Afternoon guys, I'm stuck on this proof and I'd really appreciate it if someone could help solve it. ($\displaystyle Z $ = set of integers)

Question/Theorem

Let $\displaystyle Z^*_p$ be the set of nonzero integers modulo p. ($\displaystyle p \geq 2 $) Prove $\displaystyle Z^*_p $ is a group with multiplication mod $\displaystyle p$ if and only if $\displaystyle p$ is a prime number.

__________________________________________________ ______________

My (lame) effort so far:

We need to show:

(1) $\displaystyle Z^*_p $ is a group with multiplication mod $\displaystyle p$ $\displaystyle \Rightarrow $ $\displaystyle p $ is prime.

(2) if $\displaystyle p$ is prime, $\displaystyle Z^*_p $ is a group with multiplication mod $\displaystyle p$
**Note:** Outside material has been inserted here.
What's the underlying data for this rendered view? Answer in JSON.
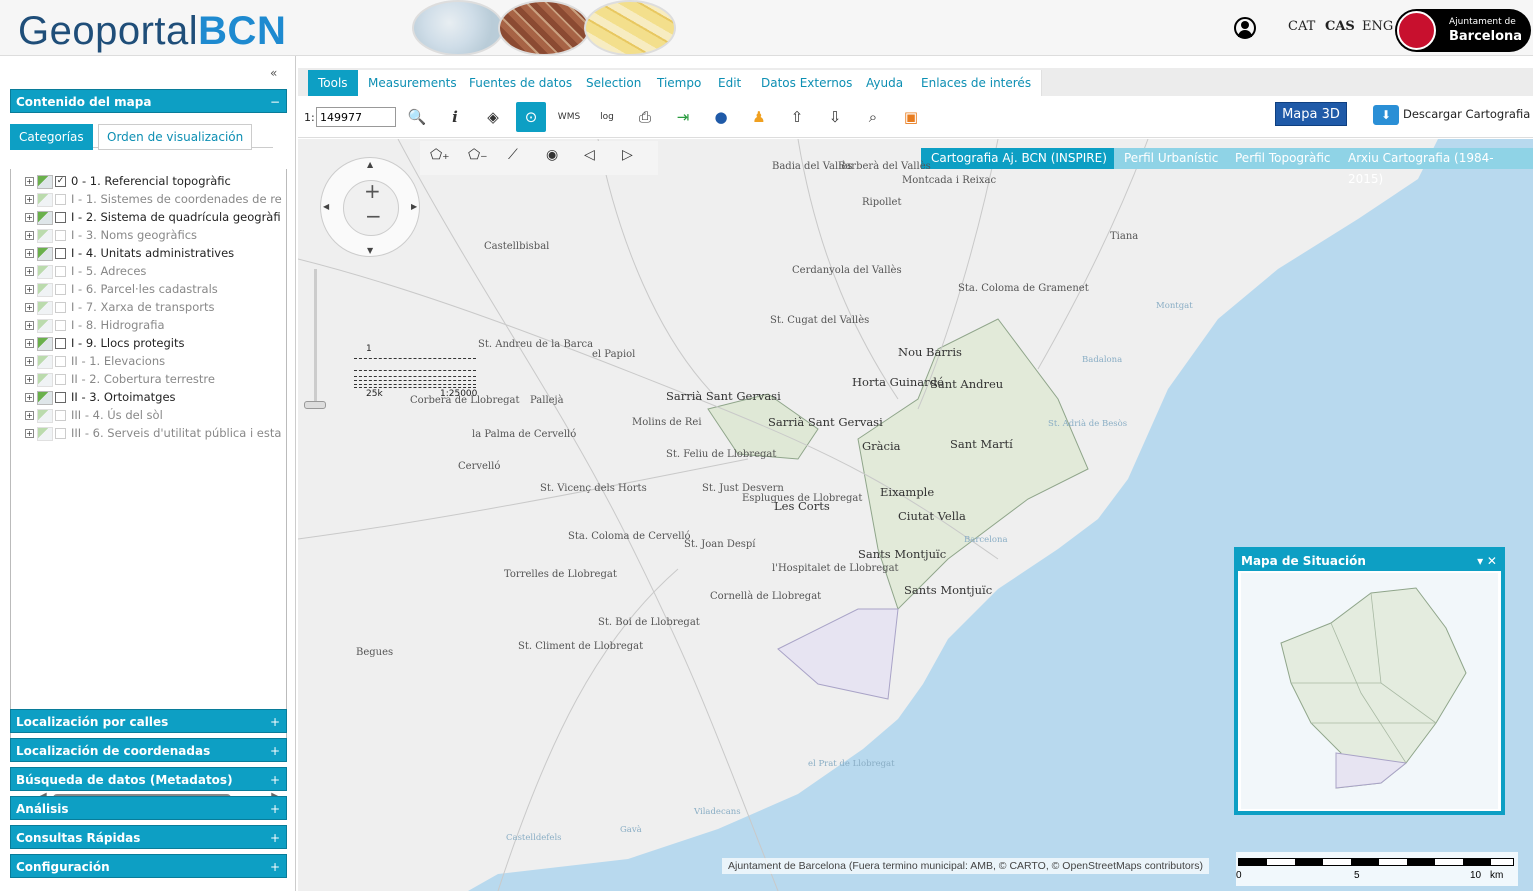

__________________________________________________ _______________

(1) $\displaystyle \forall x \in Z^*_p $, $\displaystyle \exists x^{-1} \in Z^*_p $ such that $\displaystyle xx^{-1} = 1 $

so $\displaystyle xx^{-1} = 1 \mod p $
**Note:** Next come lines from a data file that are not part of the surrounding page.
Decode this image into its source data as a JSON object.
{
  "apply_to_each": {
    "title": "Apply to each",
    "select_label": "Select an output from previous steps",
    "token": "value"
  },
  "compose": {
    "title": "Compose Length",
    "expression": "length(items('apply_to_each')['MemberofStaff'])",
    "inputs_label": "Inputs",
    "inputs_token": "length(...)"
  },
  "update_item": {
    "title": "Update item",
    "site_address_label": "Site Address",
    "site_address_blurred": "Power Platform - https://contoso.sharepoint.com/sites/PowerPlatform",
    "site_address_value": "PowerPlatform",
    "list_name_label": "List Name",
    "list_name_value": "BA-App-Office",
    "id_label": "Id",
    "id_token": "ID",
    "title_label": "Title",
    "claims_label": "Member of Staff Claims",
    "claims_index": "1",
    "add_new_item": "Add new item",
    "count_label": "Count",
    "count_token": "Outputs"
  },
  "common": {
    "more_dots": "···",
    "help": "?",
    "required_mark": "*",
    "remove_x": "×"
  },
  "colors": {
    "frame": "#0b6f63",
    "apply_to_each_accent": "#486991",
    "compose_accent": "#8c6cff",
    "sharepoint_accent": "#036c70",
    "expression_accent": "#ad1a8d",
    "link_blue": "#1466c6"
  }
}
$\displaystyle xx^{-1} -1 = 0 \mod p $

$\displaystyle \Rightarrow $ p divides $\displaystyle xx^{-1} -1 $

$\displaystyle \Rightarrow \exists a \in Z $ such that $\displaystyle xx^{-1} - pa =1 $

I don't know where to go from here, or indeed if this is the right way of approaching this.

__________________________________________________ __________________

(2) if $\displaystyle p$ is prime, then any integer $\displaystyle q$ such that $\displaystyle 1 \leq q \leq p-1 $ is coprime to $\displaystyle p$ and so $\displaystyle \exists $ n,m $\displaystyle \in Z $ such that $\displaystyle np + mq =1 $

Now using that, we need to show the properties of a group are satisfied.

Showing associativity and identity (=1) are easy enough. But I don't know how to show an inverse exists. i.e. show that $\displaystyle \exists x^{-1} \in Z^*_p $ such that $\displaystyle xx^{-1} = 1 $ using the above property of a prime number.

__________________________________________________ __________________

Please help

Thank you.